◆ **RECORDS TO PROCESS**
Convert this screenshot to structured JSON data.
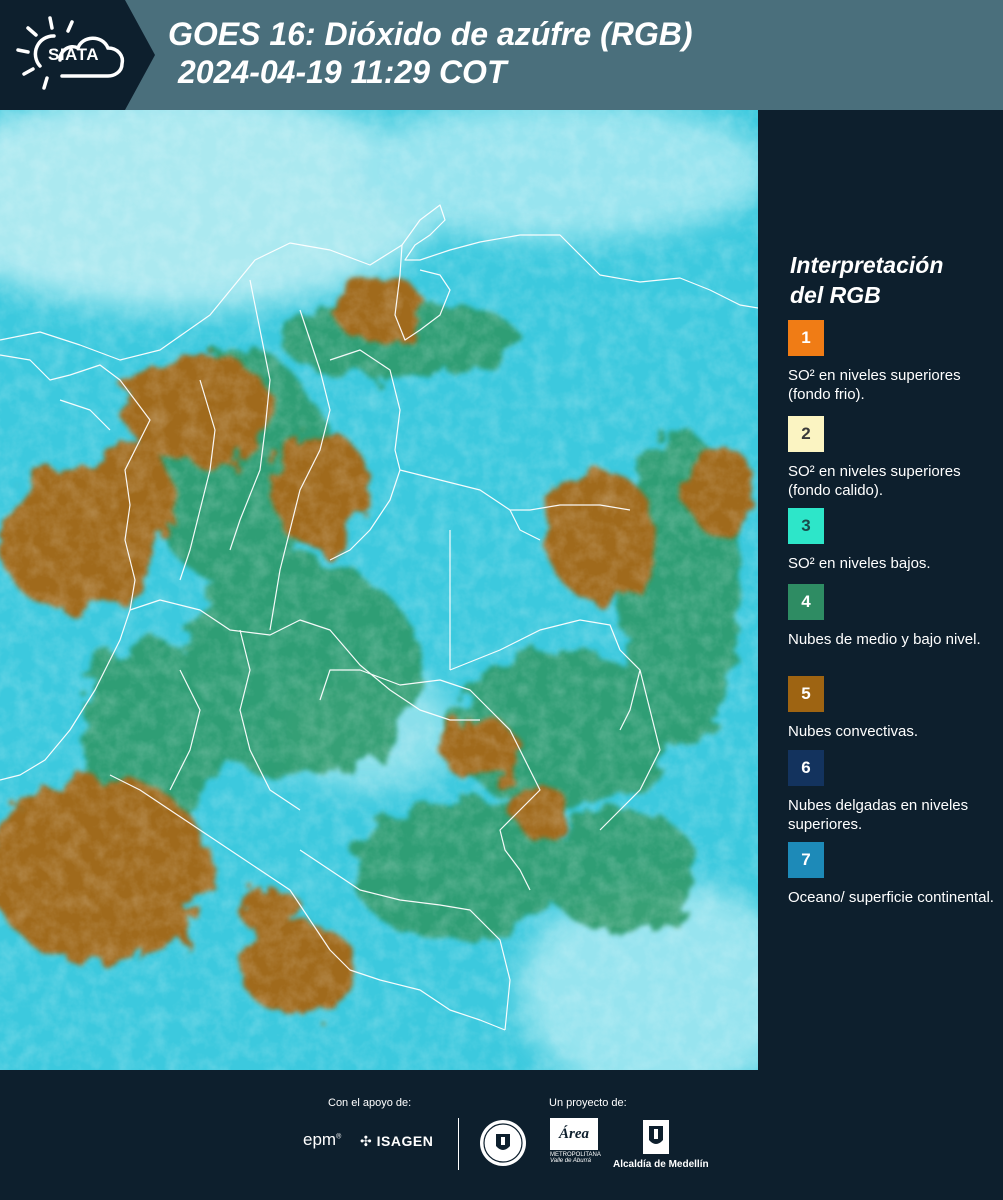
{
  "header": {
    "logo_text": "SIATA",
    "title": "GOES 16: Dióxido de azúfre (RGB)",
    "timestamp": "2024-04-19 11:29 COT"
  },
  "map": {
    "icon": "satellite-map",
    "background_color": "#3cc9de"
  },
  "legend": {
    "title_line1": "Interpretación",
    "title_line2": "del RGB",
    "items": [
      {
        "number": "1",
        "color": "#f07c15",
        "text_color": "#ffffff",
        "label": "SO² en niveles superiores (fondo frio)."
      },
      {
        "number": "2",
        "color": "#fbf4c2",
        "text_color": "#3a3a3a",
        "label": "SO² en niveles superiores (fondo calido)."
      },
      {
        "number": "3",
        "color": "#2de6c9",
        "text_color": "#1a4a4a",
        "label": "SO² en niveles bajos."
      },
      {
        "number": "4",
        "color": "#2e8c63",
        "text_color": "#ffffff",
        "label": "Nubes de medio y bajo nivel."
      },
      {
        "number": "5",
        "color": "#9e6412",
        "text_color": "#ffffff",
        "label": "Nubes convectivas."
      },
      {
        "number": "6",
        "color": "#13335e",
        "text_color": "#ffffff",
        "label": "Nubes delgadas en niveles superiores."
      },
      {
        "number": "7",
        "color": "#1d8ab8",
        "text_color": "#ffffff",
        "label": "Oceano/ superficie continental."
      }
    ]
  },
  "footer": {
    "support_label": "Con el apoyo de:",
    "project_label": "Un proyecto de:",
    "epm": "epm",
    "isagen": "ISAGEN",
    "area_line1": "Área",
    "area_line2": "METROPOLITANA",
    "area_line3": "Valle de Aburrá",
    "alcaldia": "Alcaldía de Medellín"
  }
}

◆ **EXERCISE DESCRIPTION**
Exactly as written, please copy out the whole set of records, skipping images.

◆ **RESULT BELOW**
Convert this screenshot to structured JSON data.
{
  "header": {
    "logo_text": "SIATA",
    "title": "GOES 16: Dióxido de azúfre (RGB)",
    "timestamp": "2024-04-19 11:29 COT"
  },
  "map": {
    "icon": "satellite-map",
    "background_color": "#3cc9de"
  },
  "legend": {
    "title_line1": "Interpretación",
    "title_line2": "del RGB",
    "items": [
      {
        "number": "1",
        "color": "#f07c15",
        "text_color": "#ffffff",
        "label": "SO² en niveles superiores (fondo frio)."
      },
      {
        "number": "2",
        "color": "#fbf4c2",
        "text_color": "#3a3a3a",
        "label": "SO² en niveles superiores (fondo calido)."
      },
      {
        "number": "3",
        "color": "#2de6c9",
        "text_color": "#1a4a4a",
        "label": "SO² en niveles bajos."
      },
      {
        "number": "4",
        "color": "#2e8c63",
        "text_color": "#ffffff",
        "label": "Nubes de medio y bajo nivel."
      },
      {
        "number": "5",
        "color": "#9e6412",
        "text_color": "#ffffff",
        "label": "Nubes convectivas."
      },
      {
        "number": "6",
        "color": "#13335e",
        "text_color": "#ffffff",
        "label": "Nubes delgadas en niveles superiores."
      },
      {
        "number": "7",
        "color": "#1d8ab8",
        "text_color": "#ffffff",
        "label": "Oceano/ superficie continental."
      }
    ]
  },
  "footer": {
    "support_label": "Con el apoyo de:",
    "project_label": "Un proyecto de:",
    "epm": "epm",
    "isagen": "ISAGEN",
    "area_line1": "Área",
    "area_line2": "METROPOLITANA",
    "area_line3": "Valle de Aburrá",
    "alcaldia": "Alcaldía de Medellín"
  }
}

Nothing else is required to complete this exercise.